Optical fiber networks are indispensable for our society’s information infrastructure. The demands for high-capacity, reliable communications will continue to increase for many years, due to new emerging services such as cloud processing and telepresence. This project addresses one of the fundamental bottlenecks in the development of next-generation optical networks, namely interference...
> MIMOptics: Multi-mode coherent fiber-optical communications
Our society’s demand for increasing data rates is continuing unabated, today mainly to support streaming video and cloud computing. According to a conservative estimate from Cisco, the global Internet traffic increases 29% per year, leading to a ten-fold increase by 2022...
> Energy-efficient optical fibre communication
Optical communication links and networks are essential for the Internet backbone as well as for interconnects used in data centres and high-performance computing systems. Therefore, the energy consumption in optical transmission systems is an increasingly important problem within our information society...
> Coding for optical communications in the nonlinear regime (COIN)
The rapid increase in data traffic in the past years and traffic forecasts will lead to capacity exhaust in the optical fibre communications infrastructure which carries over 95% of all data services. The optical fibre channel is nonlinear, that is, its properties, namely its refractive index, is dependent on optical intensity, and at high power densities, ...
> Coherent receiver syncronization
Synchronization refers to processing at the receiver-side of a digital communication link, in order to recover optimal sampling times and compensate for frequency and phase offsets induced by physical components. In optical communication systems, the design of synchronization algorithms is especially challenging due to extremely high baud rates, minimal dedicated processing capabilities, stringent latency constraints, and hardware deficiencies...
> Theory for intensity-modulated links
With the rapidly increasing demand for large-scale fiber-to-the-home, the cost of transmission equipment is crucial. In this project, we develop communication theory for links consisting of a low-cost laser diode (e.g., a vertical-cavity surface-emitting laser, VCSEL) in the transmitter, whose intensity but not phase can be modulated. Similarly, the receiver is a photo diode that detects the intensity of the received lightwave... > Power-efficient terabit/s transmission

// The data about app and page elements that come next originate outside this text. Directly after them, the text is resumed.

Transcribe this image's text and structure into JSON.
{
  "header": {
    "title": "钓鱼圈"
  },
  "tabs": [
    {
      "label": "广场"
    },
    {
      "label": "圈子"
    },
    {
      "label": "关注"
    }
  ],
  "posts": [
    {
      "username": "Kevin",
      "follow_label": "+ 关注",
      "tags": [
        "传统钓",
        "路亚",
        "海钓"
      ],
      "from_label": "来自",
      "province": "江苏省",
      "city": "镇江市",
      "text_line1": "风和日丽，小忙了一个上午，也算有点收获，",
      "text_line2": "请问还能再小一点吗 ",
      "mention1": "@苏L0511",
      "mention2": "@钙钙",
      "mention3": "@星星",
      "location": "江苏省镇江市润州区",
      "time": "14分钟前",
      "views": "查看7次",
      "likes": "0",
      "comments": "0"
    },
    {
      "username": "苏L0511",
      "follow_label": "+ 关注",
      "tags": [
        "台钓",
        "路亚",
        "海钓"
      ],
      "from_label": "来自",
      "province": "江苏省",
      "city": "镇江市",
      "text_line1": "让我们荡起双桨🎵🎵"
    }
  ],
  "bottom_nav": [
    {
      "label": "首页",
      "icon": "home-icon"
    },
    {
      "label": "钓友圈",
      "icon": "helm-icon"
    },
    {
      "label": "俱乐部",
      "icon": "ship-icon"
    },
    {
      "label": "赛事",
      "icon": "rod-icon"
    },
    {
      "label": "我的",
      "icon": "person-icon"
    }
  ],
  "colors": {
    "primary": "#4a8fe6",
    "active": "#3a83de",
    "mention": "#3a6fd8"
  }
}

Fiber optic communications has, and will play, a pivotal role in our future, being a major enabling technology in our increasingly Internet-centric society. The aggregated data rates in e.g. Internet cross-connects are now so high that terabit/s transmission systems and line cards are being required, and solutions for e.g. terabit Ethernet are being discussed.